Auth0 provides an integration for Relay apps that makes it easy to implement authentication. Have a look at the docs page or open a support ticket with us to find out more.

Implementing Auth in Your Relay App

Relay provides a network layer that allows us to modify the requests that go to the GraphQL endpoint on our server. With it, we can send custom headers with our requests, which is perfect for adding authentication. Let's see how we can protect the whole GraphQL endpoint with express-jwt middleware on the server. We'll authenticate against an Auth0 account, but setting up JWT authentication on your own server will work the same way.

First, we'll need to install express-jwt and some other helpers.

npm install express-jwt dotenv body-parser --save

Next, we need to add in the authentication middleware on the server.

// server.js

var express       = require('express');
var graphqlHttp   = require('express-graphql');
var schema        = require('./schema/schema');
var jwt           = require('express-jwt');
var dotenv        = require('dotenv');
var bodyParser    = require('body-parser');

// The server is just a simple Express app
var app = express()

dotenv.load();

var authenticate = jwt({
  secret: new Buffer(process.env.AUTH0_CLIENT_SECRET, 'base64'),
  audience: process.env.AUTH0_CLIENT_ID
});

app.use('/graphql', authenticate, graphqlHttp({schema: schema}));

...

We're using a .env file to store our Auth0 credentials in this case, and then we're calling them when we set up the jwt middleware. We then just need to pass this middleware into app.use and our endpoint will be protected.

The .env file for Auth0 accounts typically looks like this:

# .env

AUTH0_CLIENT_ID=AUTH0_CLIENT_SECRET
AUTH0_CLIENT_SECRET=AUTH0_CLIENT_ID

Now from the client, we just need to retrieve and store a JWT in local storage. How you implement the request for the JWT is left to your discretion.

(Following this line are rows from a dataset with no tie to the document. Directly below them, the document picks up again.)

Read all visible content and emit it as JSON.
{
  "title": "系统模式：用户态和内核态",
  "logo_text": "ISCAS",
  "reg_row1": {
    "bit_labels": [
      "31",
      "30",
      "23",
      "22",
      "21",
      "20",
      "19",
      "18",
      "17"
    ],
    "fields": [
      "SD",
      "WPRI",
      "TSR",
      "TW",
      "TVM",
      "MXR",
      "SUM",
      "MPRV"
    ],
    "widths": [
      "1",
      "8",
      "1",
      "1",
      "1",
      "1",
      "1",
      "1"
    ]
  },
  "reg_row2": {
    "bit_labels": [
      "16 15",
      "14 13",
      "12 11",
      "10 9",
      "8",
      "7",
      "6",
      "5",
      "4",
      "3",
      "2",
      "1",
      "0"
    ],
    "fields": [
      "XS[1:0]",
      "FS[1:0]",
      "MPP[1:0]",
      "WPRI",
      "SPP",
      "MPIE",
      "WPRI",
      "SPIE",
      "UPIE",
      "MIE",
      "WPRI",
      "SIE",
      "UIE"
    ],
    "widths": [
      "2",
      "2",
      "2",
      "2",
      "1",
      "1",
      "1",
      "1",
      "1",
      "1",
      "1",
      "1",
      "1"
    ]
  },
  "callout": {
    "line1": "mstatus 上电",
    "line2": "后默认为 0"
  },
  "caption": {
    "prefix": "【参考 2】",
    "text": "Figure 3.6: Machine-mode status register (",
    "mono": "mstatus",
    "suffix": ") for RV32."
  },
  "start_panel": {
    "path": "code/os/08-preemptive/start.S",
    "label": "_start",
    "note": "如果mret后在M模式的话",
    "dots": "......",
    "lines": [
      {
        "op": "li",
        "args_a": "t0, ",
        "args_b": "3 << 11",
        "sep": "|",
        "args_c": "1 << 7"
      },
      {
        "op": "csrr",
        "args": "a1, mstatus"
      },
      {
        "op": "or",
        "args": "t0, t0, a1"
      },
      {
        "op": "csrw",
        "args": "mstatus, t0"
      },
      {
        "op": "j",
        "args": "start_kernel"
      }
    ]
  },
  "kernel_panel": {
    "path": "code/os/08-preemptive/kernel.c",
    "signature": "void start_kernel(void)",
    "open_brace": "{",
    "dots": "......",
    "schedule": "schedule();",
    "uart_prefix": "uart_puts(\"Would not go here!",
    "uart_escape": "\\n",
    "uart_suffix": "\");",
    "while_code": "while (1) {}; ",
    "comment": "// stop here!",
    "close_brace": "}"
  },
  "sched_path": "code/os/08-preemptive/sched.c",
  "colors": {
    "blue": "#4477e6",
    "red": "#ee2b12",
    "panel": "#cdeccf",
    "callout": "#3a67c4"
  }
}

With the JWT in local storage, we can set up the network layer to send the JWT as a header one requests to the GraphQL endpoint.

// ConferenceApp.js

var token = localStorage.getItem('id_token');

Relay.injectNetworkLayer(
  new Relay.DefaultNetworkLayer('http://localhost:3000/graphql', {
    headers: {
      Authorization: 'Bearer ' + token
    }
  })
);

With that, our data is protected and we have a way to access it with a JWT.

Wrapping Up

When it comes to data interaction, Relay takes care of details that developers would normally need to worry about on their own. Although quite a bit of boilerplate is needed, querying is more efficient and problematic common edge cases are handled out of the box. The ability to request only the data we require is beneficial, and having queries live right beside the components they serve helps us to reason about our app.

This first look at Relay showed only how to retrieve data from a server. In a future post, we'll cover how to do mutation with Relay.

Big thanks to Michael Hart for his simple-relay-starter repo.